I was flipping through our collection of Medical World News photos looking for vaccination shots when I ran across this photo from March of 1965.
I found this photo in a folder titled “Immunization [small pox] Tonga.” I opened the folder expecting to see images of healthcare workers vaccinating inhabitants of the Pacific island nation of Tonga. I did not expect to see this cosmetically enhanced elephant hauling men and portable sprayers through a wetland. Click on the image to see a larger view.
This photo contains elements of humor, beauty, and a touch of eco-horror. The guy on the rear of the elephant provides the humor for me. It looks like a dreadful place to ride, but he seems content. I wonder if he called the rear seat? I love the landscape because it reminds of the fantastic green wetlands south of Houston. Without a doubt the elephant is the center of the picture. My eyes keep straying back to those kohl-lined eyes and the cosmetics on the forehead. The motion of the powerful legs, the white of the water cresting around the legs gives this picture momentum.
The caption for this photo says this elephant and the crew are part of an anti-malaria campaign started in India in 1958 and continuing to the time this picture was captured in March 1965. According to the caption malaria spray teams often used elephants to reach remote areas.

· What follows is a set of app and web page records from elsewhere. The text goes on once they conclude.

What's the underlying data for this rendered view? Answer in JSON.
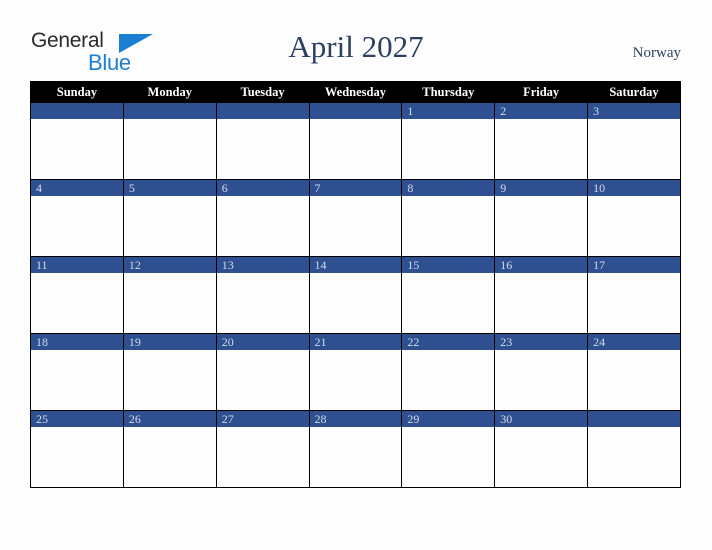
{
  "logo": {
    "name_part1": "General",
    "name_part2": "Blue",
    "triangle_icon": "triangle-icon",
    "color_dark": "#2b2b2b",
    "color_blue": "#1b7fd4"
  },
  "header": {
    "title": "April 2027",
    "country": "Norway",
    "title_color": "#2b3f62"
  },
  "calendar": {
    "month": "April",
    "year": "2027",
    "accent_color": "#2e5090",
    "header_bg": "#000000",
    "day_number_color": "#d3dbe8",
    "weekdays": [
      "Sunday",
      "Monday",
      "Tuesday",
      "Wednesday",
      "Thursday",
      "Friday",
      "Saturday"
    ],
    "weeks": [
      [
        {
          "day": ""
        },
        {
          "day": ""
        },
        {
          "day": ""
        },
        {
          "day": ""
        },
        {
          "day": "1"
        },
        {
          "day": "2"
        },
        {
          "day": "3"
        }
      ],
      [
        {
          "day": "4"
        },
        {
          "day": "5"
        },
        {
          "day": "6"
        },
        {
          "day": "7"
        },
        {
          "day": "8"
        },
        {
          "day": "9"
        },
        {
          "day": "10"
        }
      ],
      [
        {
          "day": "11"
        },
        {
          "day": "12"
        },
        {
          "day": "13"
        },
        {
          "day": "14"
        },
        {
          "day": "15"
        },
        {
          "day": "16"
        },
        {
          "day": "17"
        }
      ],
      [
        {
          "day": "18"
        },
        {
          "day": "19"
        },
        {
          "day": "20"
        },
        {
          "day": "21"
        },
        {
          "day": "22"
        },
        {
          "day": "23"
        },
        {
          "day": "24"
        }
      ],
      [
        {
          "day": "25"
        },
        {
          "day": "26"
        },
        {
          "day": "27"
        },
        {
          "day": "28"
        },
        {
          "day": "29"
        },
        {
          "day": "30"
        },
        {
          "day": ""
        }
      ]
    ]
  }
}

The eco-horror is that bucket in the photo. It could be lunch, but my money is on a bucket full of pesticide. Just a hunch.